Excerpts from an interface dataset
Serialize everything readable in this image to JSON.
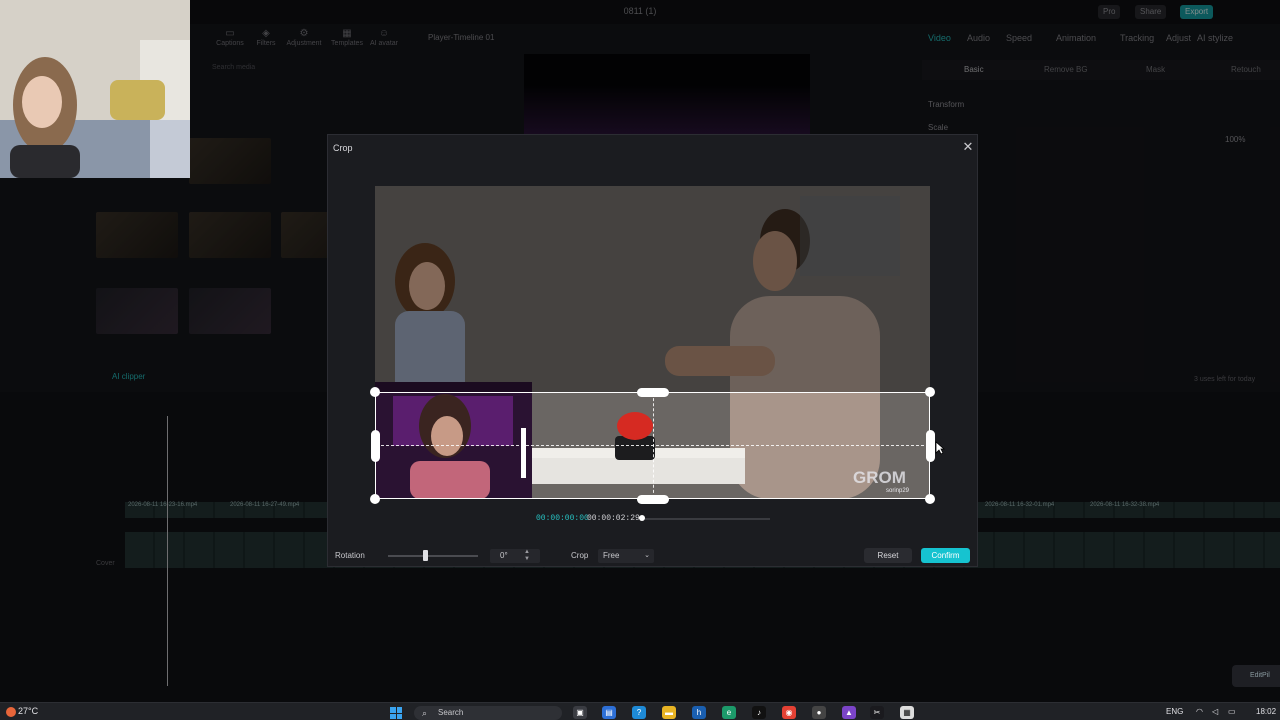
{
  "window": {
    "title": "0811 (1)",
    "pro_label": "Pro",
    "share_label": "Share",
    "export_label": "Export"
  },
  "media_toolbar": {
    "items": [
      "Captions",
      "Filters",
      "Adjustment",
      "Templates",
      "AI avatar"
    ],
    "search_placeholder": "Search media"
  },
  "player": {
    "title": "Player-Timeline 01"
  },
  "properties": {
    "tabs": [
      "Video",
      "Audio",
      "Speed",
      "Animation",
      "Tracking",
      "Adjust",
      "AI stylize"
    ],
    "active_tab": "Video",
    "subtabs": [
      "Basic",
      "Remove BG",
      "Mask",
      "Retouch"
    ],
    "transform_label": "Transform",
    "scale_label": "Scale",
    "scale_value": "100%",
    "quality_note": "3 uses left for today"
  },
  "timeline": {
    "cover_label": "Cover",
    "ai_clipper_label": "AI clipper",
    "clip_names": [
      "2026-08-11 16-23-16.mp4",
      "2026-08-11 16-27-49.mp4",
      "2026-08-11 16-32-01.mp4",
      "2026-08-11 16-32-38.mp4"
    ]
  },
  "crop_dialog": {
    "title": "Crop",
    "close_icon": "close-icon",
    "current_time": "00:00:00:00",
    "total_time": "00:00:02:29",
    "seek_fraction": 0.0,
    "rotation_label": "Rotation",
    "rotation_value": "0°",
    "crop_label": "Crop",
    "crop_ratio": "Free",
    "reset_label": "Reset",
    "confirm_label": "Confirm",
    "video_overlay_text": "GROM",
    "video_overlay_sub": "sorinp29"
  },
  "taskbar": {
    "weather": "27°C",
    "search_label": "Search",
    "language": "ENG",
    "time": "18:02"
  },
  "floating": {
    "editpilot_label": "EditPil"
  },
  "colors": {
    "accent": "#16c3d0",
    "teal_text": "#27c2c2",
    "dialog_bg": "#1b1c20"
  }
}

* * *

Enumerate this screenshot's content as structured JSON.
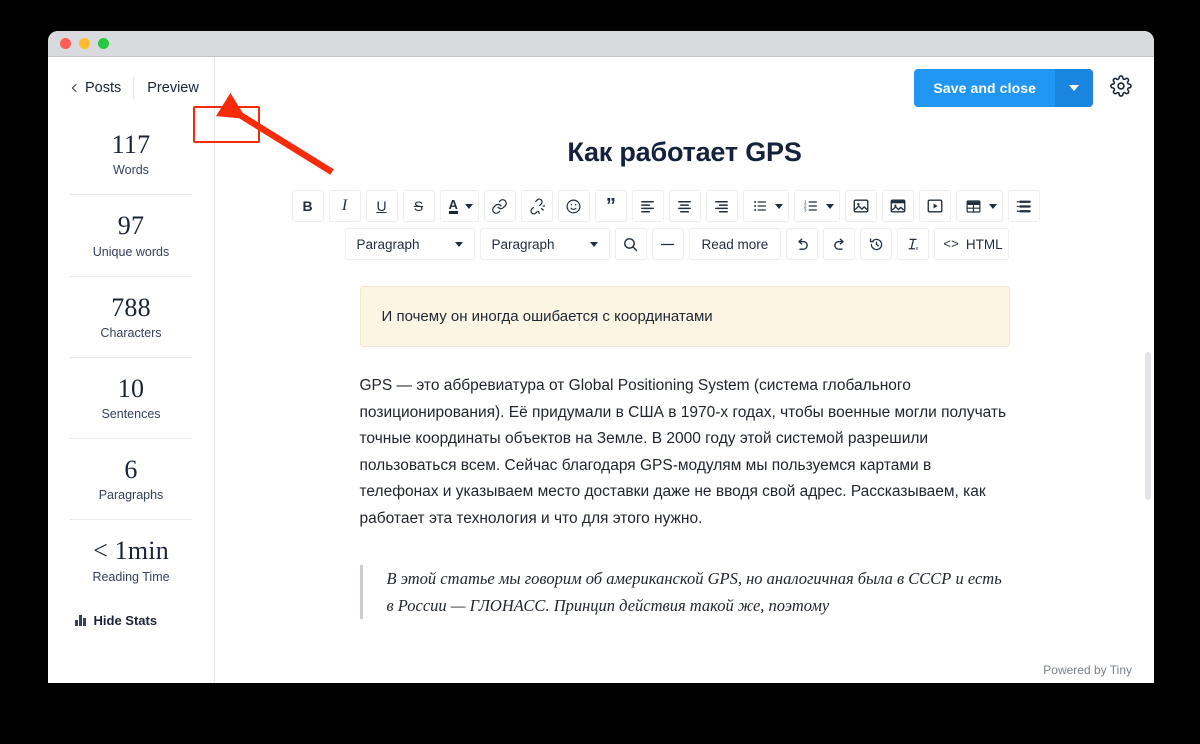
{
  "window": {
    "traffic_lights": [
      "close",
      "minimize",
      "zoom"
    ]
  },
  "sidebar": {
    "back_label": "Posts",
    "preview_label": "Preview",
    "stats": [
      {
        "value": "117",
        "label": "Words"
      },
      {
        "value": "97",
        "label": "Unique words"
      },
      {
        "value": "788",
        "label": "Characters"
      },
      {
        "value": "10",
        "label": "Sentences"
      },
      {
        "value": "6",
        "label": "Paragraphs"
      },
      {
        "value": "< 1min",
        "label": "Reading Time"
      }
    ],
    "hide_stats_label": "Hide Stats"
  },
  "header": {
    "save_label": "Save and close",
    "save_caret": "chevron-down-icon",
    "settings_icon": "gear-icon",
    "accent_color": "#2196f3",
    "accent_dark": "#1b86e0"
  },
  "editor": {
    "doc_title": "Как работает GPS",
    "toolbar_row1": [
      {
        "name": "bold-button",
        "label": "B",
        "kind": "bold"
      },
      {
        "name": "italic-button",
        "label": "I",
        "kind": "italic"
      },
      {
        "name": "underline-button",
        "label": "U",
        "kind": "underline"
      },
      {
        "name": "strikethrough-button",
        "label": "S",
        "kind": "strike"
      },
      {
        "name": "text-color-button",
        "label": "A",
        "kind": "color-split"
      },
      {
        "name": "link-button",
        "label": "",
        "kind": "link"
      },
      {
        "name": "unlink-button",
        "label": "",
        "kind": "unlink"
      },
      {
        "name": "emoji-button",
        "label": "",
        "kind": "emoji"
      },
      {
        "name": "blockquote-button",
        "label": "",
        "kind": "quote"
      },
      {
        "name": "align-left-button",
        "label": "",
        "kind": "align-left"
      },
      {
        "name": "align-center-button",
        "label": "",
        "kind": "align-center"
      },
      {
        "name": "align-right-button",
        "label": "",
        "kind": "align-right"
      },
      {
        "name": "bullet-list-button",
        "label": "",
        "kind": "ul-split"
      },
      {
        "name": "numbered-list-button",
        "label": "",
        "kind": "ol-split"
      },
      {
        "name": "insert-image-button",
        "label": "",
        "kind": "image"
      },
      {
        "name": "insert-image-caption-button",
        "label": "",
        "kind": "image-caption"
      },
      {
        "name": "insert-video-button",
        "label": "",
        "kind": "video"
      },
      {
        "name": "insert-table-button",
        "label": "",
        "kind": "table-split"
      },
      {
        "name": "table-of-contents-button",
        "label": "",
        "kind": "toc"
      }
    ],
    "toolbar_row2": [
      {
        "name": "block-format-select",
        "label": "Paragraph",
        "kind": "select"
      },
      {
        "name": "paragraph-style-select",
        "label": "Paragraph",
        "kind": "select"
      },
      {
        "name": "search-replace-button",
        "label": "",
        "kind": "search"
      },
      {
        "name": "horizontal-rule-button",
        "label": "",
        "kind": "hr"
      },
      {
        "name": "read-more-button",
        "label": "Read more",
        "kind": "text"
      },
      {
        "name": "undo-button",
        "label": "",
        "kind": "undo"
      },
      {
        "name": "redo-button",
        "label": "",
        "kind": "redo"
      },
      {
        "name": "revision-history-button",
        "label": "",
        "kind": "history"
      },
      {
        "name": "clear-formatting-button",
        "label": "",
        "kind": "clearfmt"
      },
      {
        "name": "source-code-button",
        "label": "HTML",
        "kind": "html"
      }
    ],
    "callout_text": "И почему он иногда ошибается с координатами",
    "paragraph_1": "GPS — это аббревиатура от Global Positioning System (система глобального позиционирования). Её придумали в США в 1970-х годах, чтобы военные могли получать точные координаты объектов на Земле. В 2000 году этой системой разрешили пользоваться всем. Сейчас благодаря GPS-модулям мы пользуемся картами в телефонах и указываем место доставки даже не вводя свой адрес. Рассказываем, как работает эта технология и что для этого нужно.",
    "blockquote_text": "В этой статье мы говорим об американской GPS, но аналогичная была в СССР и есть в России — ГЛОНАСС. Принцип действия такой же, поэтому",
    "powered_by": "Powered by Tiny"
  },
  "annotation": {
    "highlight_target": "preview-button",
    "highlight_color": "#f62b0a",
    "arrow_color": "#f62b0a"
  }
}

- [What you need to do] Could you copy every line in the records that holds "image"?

- [Answer for this exercise]
Serialize everything readable in this image to JSON.
        "name": "insert-image-button",
        "kind": "image"
        "name": "insert-image-caption-button",
        "kind": "image-caption"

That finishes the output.